When I was in my teens, my friends used to tease me that I viewed everything differently from others… now people tell me I live in a different world far removed from reality. But that is my reality.
Creativity can be seen as a form of madness or delusion that whirls and twirls you around the world, that helps you rise above the mundane and experience a joy that is beyond competitions and exams as well as torture you to perdition if the right words do not come your way. George Bernard Shaw does a good job of putting it in perspective,
“You see things; and you say, ‘Why?’ But I dream things that never were; and I say, ‘Why not’?”
When you try to relate that dream to others, you create an art form or a poem or a story or an essay…
That is why I feel creativity is beyond judgment, beyond competition.
Creativity just happens. Trying to earn ones living buying, selling or teaching creativity can be daunting. You can sell an idea, a piece of information, a painting that someone likes, a novel that many enjoy. These might be the products of the creative process.
When one competes to write a story or a poem for a competition only to win and starts looking for profits in creativity, one compromises oneself. A creative product may not be highly popular when it is born. People may or may not like your experience or the expression that one gives. The world may not be ready for it as yet. But if you can continue practicing the expression for the love or joy it generates or out of a sense of compulsion, maybe the masterpiece will happen.
The famous American writer, William Sidney Porter or O Henry, has written a story called The Last Leaf, which describes the whole process of creativity and masterpiece to perfection. The story is about a failed crusty old artist who painted the last leaf on a tree to give hope to a young artist and help her survive a bout of pneumonia. The young girl was under the delusion that she would die when the last leaf fell. Behrman, the old artist, has been described as such in the story.
“ Behrman was a failure in art. Forty years he had wielded the brush without getting near enough to touch the hem of his Mistress’s robe. He had been always about to paint a masterpiece, but had never yet begun it.”
He dies painting what one of the characters describes as his ‘masterpiece’.

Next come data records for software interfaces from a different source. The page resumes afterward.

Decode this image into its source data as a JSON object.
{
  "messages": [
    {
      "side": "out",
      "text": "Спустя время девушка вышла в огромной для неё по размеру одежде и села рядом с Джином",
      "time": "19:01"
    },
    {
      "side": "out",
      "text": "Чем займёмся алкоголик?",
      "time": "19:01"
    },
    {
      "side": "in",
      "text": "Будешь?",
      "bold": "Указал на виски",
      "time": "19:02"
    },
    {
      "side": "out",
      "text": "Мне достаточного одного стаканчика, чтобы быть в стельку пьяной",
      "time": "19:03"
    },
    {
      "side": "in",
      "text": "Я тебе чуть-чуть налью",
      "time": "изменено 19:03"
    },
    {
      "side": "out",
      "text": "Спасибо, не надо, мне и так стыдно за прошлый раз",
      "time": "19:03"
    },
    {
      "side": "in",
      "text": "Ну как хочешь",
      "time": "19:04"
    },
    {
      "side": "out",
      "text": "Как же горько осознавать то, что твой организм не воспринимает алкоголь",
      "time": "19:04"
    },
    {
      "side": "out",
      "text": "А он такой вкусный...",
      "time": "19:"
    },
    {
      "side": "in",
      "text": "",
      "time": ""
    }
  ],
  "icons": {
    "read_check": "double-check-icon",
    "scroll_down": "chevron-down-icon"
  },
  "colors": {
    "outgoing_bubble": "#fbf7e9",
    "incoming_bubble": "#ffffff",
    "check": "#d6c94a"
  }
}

And this is what I feel is a masterpiece, the swan song of our lives. Once you achieve it, perhaps it will be difficult to replicate… I do not know. Or, maybe, it can be repeated. Though I must say after reading all the wonderful Harry Potters, JK Rowling’s other books leave me dissatisfied.
Creativity should be viewed as Edgar Allan Poe’s Eldorado, elusive, mythical and enchanting… not for sale but something that many of us seek and do not find, the ultimate source of joy, not of mundane fame. It cannot be trapped into a bank vault. It is a divine union, a gift that fills our being with joy and light. There is nothing before or after. It is the gift that touches the beauty in our being, bringing us closer to the eternal Creator of all mankind. It is the song that flows from our soul, primeval, beautiful and fulfilling.